#### RECORDS FOR THIS TASK
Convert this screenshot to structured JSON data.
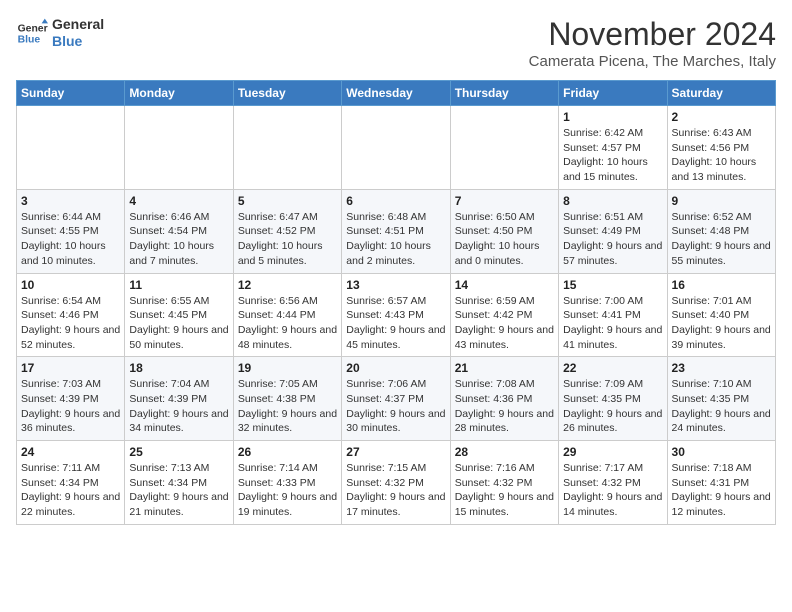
{
  "header": {
    "logo_line1": "General",
    "logo_line2": "Blue",
    "month_year": "November 2024",
    "location": "Camerata Picena, The Marches, Italy"
  },
  "weekdays": [
    "Sunday",
    "Monday",
    "Tuesday",
    "Wednesday",
    "Thursday",
    "Friday",
    "Saturday"
  ],
  "weeks": [
    [
      {
        "day": "",
        "info": ""
      },
      {
        "day": "",
        "info": ""
      },
      {
        "day": "",
        "info": ""
      },
      {
        "day": "",
        "info": ""
      },
      {
        "day": "",
        "info": ""
      },
      {
        "day": "1",
        "info": "Sunrise: 6:42 AM\nSunset: 4:57 PM\nDaylight: 10 hours and 15 minutes."
      },
      {
        "day": "2",
        "info": "Sunrise: 6:43 AM\nSunset: 4:56 PM\nDaylight: 10 hours and 13 minutes."
      }
    ],
    [
      {
        "day": "3",
        "info": "Sunrise: 6:44 AM\nSunset: 4:55 PM\nDaylight: 10 hours and 10 minutes."
      },
      {
        "day": "4",
        "info": "Sunrise: 6:46 AM\nSunset: 4:54 PM\nDaylight: 10 hours and 7 minutes."
      },
      {
        "day": "5",
        "info": "Sunrise: 6:47 AM\nSunset: 4:52 PM\nDaylight: 10 hours and 5 minutes."
      },
      {
        "day": "6",
        "info": "Sunrise: 6:48 AM\nSunset: 4:51 PM\nDaylight: 10 hours and 2 minutes."
      },
      {
        "day": "7",
        "info": "Sunrise: 6:50 AM\nSunset: 4:50 PM\nDaylight: 10 hours and 0 minutes."
      },
      {
        "day": "8",
        "info": "Sunrise: 6:51 AM\nSunset: 4:49 PM\nDaylight: 9 hours and 57 minutes."
      },
      {
        "day": "9",
        "info": "Sunrise: 6:52 AM\nSunset: 4:48 PM\nDaylight: 9 hours and 55 minutes."
      }
    ],
    [
      {
        "day": "10",
        "info": "Sunrise: 6:54 AM\nSunset: 4:46 PM\nDaylight: 9 hours and 52 minutes."
      },
      {
        "day": "11",
        "info": "Sunrise: 6:55 AM\nSunset: 4:45 PM\nDaylight: 9 hours and 50 minutes."
      },
      {
        "day": "12",
        "info": "Sunrise: 6:56 AM\nSunset: 4:44 PM\nDaylight: 9 hours and 48 minutes."
      },
      {
        "day": "13",
        "info": "Sunrise: 6:57 AM\nSunset: 4:43 PM\nDaylight: 9 hours and 45 minutes."
      },
      {
        "day": "14",
        "info": "Sunrise: 6:59 AM\nSunset: 4:42 PM\nDaylight: 9 hours and 43 minutes."
      },
      {
        "day": "15",
        "info": "Sunrise: 7:00 AM\nSunset: 4:41 PM\nDaylight: 9 hours and 41 minutes."
      },
      {
        "day": "16",
        "info": "Sunrise: 7:01 AM\nSunset: 4:40 PM\nDaylight: 9 hours and 39 minutes."
      }
    ],
    [
      {
        "day": "17",
        "info": "Sunrise: 7:03 AM\nSunset: 4:39 PM\nDaylight: 9 hours and 36 minutes."
      },
      {
        "day": "18",
        "info": "Sunrise: 7:04 AM\nSunset: 4:39 PM\nDaylight: 9 hours and 34 minutes."
      },
      {
        "day": "19",
        "info": "Sunrise: 7:05 AM\nSunset: 4:38 PM\nDaylight: 9 hours and 32 minutes."
      },
      {
        "day": "20",
        "info": "Sunrise: 7:06 AM\nSunset: 4:37 PM\nDaylight: 9 hours and 30 minutes."
      },
      {
        "day": "21",
        "info": "Sunrise: 7:08 AM\nSunset: 4:36 PM\nDaylight: 9 hours and 28 minutes."
      },
      {
        "day": "22",
        "info": "Sunrise: 7:09 AM\nSunset: 4:35 PM\nDaylight: 9 hours and 26 minutes."
      },
      {
        "day": "23",
        "info": "Sunrise: 7:10 AM\nSunset: 4:35 PM\nDaylight: 9 hours and 24 minutes."
      }
    ],
    [
      {
        "day": "24",
        "info": "Sunrise: 7:11 AM\nSunset: 4:34 PM\nDaylight: 9 hours and 22 minutes."
      },
      {
        "day": "25",
        "info": "Sunrise: 7:13 AM\nSunset: 4:34 PM\nDaylight: 9 hours and 21 minutes."
      },
      {
        "day": "26",
        "info": "Sunrise: 7:14 AM\nSunset: 4:33 PM\nDaylight: 9 hours and 19 minutes."
      },
      {
        "day": "27",
        "info": "Sunrise: 7:15 AM\nSunset: 4:32 PM\nDaylight: 9 hours and 17 minutes."
      },
      {
        "day": "28",
        "info": "Sunrise: 7:16 AM\nSunset: 4:32 PM\nDaylight: 9 hours and 15 minutes."
      },
      {
        "day": "29",
        "info": "Sunrise: 7:17 AM\nSunset: 4:32 PM\nDaylight: 9 hours and 14 minutes."
      },
      {
        "day": "30",
        "info": "Sunrise: 7:18 AM\nSunset: 4:31 PM\nDaylight: 9 hours and 12 minutes."
      }
    ]
  ]
}
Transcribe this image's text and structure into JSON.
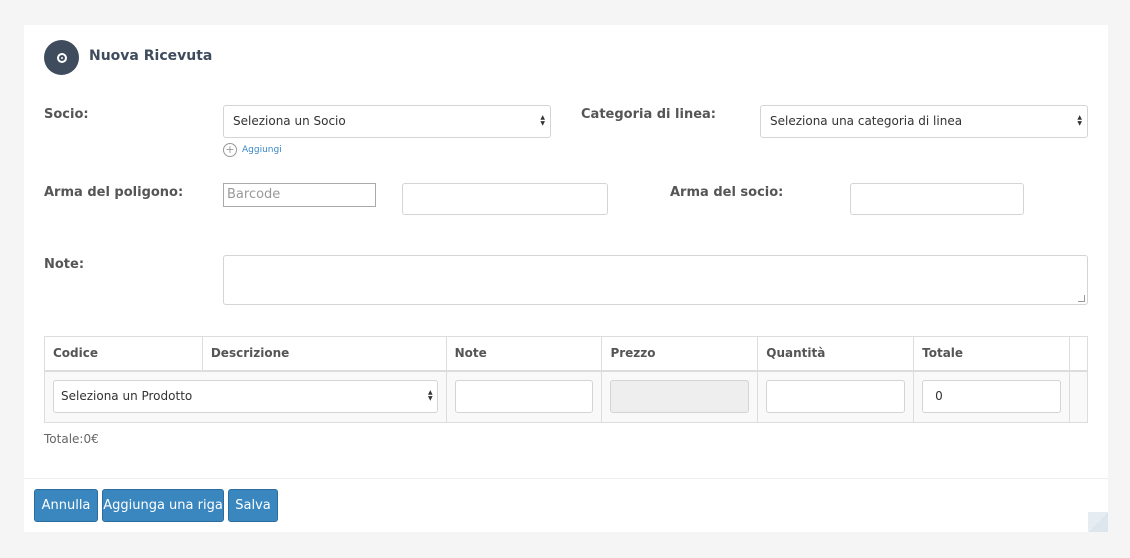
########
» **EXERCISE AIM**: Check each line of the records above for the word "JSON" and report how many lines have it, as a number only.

» **WRITTEN RESPONSE**: 2